(c) Some candidates drew wrong circuit diagrams. The drawing half adder and full adder
circuits for partial sum and carry were done and also the truth table and
expression of both adders. Students
separately and not as one circuit in some cases.
must be told that Half Adder is one
circuit and not two different

Question 7.

(a) 1. (A.B.C)
2. (A.B.C)
3. (A.B.C) . C
4. (A.B.C) . C + ( A.B.C)
(A+B+C) . C + (A+B+C)
(A+B+C) . (C+1)

(b) Universal gates are derived gates which can perform the function of all basic gates. NAND gate
and NOR gate are Universal gates.

(c) Half adders are combinational circuits which adds two input binary bits and output two binary
bits. (Partial Sum and Carry).

Truth table of half adder :

A B Partial Sum Carry

0 0 0 0
0 1 1 0
1 0 1 0
1 1 0 1

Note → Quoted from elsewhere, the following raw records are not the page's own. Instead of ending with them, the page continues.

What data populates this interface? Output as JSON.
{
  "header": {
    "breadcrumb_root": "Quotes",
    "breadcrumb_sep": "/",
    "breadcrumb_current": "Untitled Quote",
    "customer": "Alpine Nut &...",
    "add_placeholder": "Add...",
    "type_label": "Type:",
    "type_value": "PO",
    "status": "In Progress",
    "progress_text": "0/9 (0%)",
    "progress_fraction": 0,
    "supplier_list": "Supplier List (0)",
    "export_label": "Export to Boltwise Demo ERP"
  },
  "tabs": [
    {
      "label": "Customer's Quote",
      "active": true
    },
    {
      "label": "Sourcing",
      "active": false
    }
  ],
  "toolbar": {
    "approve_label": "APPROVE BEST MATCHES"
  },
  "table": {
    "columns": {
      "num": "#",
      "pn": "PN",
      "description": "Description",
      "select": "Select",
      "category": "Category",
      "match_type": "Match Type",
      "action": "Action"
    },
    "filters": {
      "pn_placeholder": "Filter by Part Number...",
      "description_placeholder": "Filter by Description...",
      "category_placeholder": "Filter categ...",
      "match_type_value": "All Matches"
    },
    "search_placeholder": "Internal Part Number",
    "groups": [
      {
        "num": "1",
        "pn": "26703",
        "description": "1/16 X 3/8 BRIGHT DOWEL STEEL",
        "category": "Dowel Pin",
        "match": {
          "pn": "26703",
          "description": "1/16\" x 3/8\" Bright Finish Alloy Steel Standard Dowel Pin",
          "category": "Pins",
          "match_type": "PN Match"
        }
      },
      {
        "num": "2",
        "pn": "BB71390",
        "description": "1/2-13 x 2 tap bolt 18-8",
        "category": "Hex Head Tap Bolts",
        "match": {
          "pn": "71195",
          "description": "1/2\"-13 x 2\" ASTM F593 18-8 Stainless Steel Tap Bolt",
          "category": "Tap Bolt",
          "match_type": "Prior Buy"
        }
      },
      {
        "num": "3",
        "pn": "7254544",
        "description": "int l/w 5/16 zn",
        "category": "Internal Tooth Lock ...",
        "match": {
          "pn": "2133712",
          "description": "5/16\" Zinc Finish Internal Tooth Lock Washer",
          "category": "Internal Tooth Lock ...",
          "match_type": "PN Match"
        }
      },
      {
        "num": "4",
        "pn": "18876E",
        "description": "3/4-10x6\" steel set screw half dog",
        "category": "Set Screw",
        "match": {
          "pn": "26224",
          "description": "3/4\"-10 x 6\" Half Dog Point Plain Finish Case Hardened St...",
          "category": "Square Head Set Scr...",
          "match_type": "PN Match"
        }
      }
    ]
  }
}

Answer any two questions.
Each program should be written in such a way that it clearly depicts the logic of the problem.
This can be achieved by using mnemonic names and comments in the program.
(Flowcharts and Algorithms are not required.)
The programs must be written in Java.
Question 8
A class Admission contains the admission numbers of 100 students. Some of the data [10]
members / member functions are given below:
Class na